- A large demand for steel exists in large coastal cities around the world.
- Cheap sources of iron ore from foreign countries.
A peasant in rural China is most likely employed in this sector of the economy Primary.
Primary 10%, secondary 30%, tertiary 60% (% of workforce engaged in each sector) would be an example of a postindustrial country
On a global scale, most people work in this sector. Primary.
This economic sector is least likely to occur in the core area of a country. Primary.
The percent of people working in agriculture is declining and the productivity of farming is increasing best describes the overall global trend in agriculture.
Many United States high tech companies have been outsourcing many of their technical support and other tertiary jobs to which countries. India
The following is typically a characteristic of Least Developed Countries (LDCs):
- Extreme disparities in income exist between rich and poor.
- An increasing percentage of the population living in cities.
- Large portions of the population engaged in agricultural activity.
- The standard of living has generally been rising.
This is an economic system with relatively simple technology on which people produce most or all of the goods to satisfy their family’s needs. Subsistence
This region gets the highest percentage of its Gross Domestic Product (GDP) from agriculture. Central Africa.
This region has the highest concentration of a subsistent economic system. Central Africa.
This region accounted for nearly 80% of the industrial output of the early 1800s Industrial Revolution. Western Europe.
During the 1800s Industrial Revolution, this was the most important fuel source for manufacturing. Coal.
All of the following descriptions explain in part the diffusion of the Industrial Revolution
- Hierarchical diffusion - The British Empire spread industrial concepts throughout many world cities and regions.
- Contagious diffusion – manufacturing ideas and concepts spread from England to nearby European countries.
- Stimulus diffusion – Many American and European companies modified ideas and concepts from England and created new ways of manufacturing.
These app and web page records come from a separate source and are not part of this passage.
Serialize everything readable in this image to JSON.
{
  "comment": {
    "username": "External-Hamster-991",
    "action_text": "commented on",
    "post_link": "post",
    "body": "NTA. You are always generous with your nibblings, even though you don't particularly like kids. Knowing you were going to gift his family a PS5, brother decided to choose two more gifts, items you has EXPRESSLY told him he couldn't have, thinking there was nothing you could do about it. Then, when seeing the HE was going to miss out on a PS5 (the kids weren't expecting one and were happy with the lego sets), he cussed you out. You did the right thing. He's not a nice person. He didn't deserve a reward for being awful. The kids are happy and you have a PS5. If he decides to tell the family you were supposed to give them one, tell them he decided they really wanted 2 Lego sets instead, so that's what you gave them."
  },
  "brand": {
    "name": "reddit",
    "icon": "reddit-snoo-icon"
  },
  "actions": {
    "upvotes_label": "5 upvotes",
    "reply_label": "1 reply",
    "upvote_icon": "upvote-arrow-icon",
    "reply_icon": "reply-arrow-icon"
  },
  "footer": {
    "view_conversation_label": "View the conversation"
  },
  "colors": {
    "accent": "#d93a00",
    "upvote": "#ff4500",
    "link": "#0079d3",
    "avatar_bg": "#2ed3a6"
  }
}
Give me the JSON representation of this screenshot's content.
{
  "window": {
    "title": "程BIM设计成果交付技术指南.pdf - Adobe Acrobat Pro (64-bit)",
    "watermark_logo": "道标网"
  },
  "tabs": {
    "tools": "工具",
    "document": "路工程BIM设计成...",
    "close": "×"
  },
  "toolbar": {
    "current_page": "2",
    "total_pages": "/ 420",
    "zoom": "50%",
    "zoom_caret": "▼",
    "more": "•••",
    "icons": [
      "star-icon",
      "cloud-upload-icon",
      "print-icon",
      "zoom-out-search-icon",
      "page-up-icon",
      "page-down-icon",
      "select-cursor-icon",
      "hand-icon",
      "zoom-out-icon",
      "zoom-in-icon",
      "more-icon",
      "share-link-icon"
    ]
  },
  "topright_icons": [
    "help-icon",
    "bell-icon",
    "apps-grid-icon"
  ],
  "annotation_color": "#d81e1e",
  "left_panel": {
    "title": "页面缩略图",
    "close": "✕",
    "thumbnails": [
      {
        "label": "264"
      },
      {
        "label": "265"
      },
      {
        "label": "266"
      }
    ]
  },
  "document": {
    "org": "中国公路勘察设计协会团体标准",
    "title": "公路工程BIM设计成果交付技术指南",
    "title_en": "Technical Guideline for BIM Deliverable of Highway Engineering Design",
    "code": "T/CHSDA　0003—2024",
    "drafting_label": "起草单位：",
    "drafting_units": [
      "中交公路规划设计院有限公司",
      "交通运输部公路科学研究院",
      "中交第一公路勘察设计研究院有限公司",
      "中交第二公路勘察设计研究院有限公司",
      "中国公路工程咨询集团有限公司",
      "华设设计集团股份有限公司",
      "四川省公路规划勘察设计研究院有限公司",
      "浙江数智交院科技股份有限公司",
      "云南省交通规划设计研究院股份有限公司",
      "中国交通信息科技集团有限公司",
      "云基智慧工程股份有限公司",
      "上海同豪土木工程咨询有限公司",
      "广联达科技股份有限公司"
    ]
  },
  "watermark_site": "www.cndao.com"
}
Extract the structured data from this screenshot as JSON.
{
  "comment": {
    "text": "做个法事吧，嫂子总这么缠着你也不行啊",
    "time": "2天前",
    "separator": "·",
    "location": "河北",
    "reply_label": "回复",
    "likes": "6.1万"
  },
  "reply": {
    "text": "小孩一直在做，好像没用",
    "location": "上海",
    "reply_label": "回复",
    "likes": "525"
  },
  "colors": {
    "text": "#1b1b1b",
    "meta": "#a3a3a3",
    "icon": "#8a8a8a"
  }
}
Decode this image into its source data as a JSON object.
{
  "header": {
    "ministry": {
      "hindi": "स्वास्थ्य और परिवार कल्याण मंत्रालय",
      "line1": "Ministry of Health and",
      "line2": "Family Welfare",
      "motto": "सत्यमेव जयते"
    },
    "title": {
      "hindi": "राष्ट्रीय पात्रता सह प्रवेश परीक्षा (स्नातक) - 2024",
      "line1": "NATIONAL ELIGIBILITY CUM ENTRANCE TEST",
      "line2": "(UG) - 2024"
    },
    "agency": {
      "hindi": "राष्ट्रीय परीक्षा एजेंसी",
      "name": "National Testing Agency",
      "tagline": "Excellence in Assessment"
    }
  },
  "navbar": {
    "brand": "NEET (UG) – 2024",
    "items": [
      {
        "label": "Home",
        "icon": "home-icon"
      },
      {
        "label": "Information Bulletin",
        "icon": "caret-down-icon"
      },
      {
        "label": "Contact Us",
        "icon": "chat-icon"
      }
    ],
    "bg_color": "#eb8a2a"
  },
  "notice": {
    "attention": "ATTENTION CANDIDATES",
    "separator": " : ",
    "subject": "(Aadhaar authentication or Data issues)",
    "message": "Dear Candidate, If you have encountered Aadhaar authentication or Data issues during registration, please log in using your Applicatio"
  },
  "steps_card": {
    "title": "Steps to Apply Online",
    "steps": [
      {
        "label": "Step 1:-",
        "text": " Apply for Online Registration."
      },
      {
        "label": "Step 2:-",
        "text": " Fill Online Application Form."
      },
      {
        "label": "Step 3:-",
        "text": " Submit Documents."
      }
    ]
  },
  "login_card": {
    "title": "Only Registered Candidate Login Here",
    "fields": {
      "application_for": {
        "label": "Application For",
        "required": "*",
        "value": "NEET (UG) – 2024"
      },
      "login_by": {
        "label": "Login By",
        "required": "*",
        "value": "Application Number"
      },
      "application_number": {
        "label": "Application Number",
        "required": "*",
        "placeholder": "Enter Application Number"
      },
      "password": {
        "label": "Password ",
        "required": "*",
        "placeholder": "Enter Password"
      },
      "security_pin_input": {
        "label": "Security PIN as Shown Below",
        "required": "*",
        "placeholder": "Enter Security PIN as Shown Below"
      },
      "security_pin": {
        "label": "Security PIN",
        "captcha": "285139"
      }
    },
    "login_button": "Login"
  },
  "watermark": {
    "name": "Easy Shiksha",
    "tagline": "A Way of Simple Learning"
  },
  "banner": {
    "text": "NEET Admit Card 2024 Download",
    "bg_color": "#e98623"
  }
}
- Diffused to areas with common locational factors including the availability of coal, access to a water port, proximity to a labor supply and available capital.
The following countries are major producers of steel.
A large pool of skilled labor and quick delivery to large markets best explains why many companies continue to locate factories in traditional manufacturing regions like the northeast United States and Western Europe.
A Textile plant is most likely to outsource jobs to another country because of slight increases in labor costs.
Relatively less expensive site costs and quick delivery to large markets best explains why automobile manufacturing and assembly plants continue to locate in the interior United States.
These factors explain why automobile manufacturing and assembly plants continue to close or relocate facilities in the northern United States.
- Lower labor costs in other U.S. regions.
- Cars are increasingly made with plastic and aluminum materials, which changes the optimal location of assembly plants.
- The United States population center continues to migrate south and west thereby increasing the transportation costs of production in the north.
- Increasing competition from international companies locating plants in the United States.
The industrialization of a country’s economy often has the following large- scale effects on a country’s demographic patterns. Mechanized farming replaces many labor-intensive jobs, inducing people to move to new industrial and urban areas. Over time, the country’s birth rate decreases as the country industrializes.
Prior to the Industrial Revolution, Individual families produced goods by hand or on individual spinning wheels best describes manufacturing
These descriptions provide an accurate image of Fordism:
- Post-Fordist workers often work on equal terms and conditions with managers.
- Fordist production requires mainly low skill labor.
- Post-Fordist production plants often produce a greater variety of goods that meet the needs of niche markets.
- Fordist production workers often perform a specific specialized task over and over on the line.
Southwest Asia has the largest percent of the world’s petroleum reserves.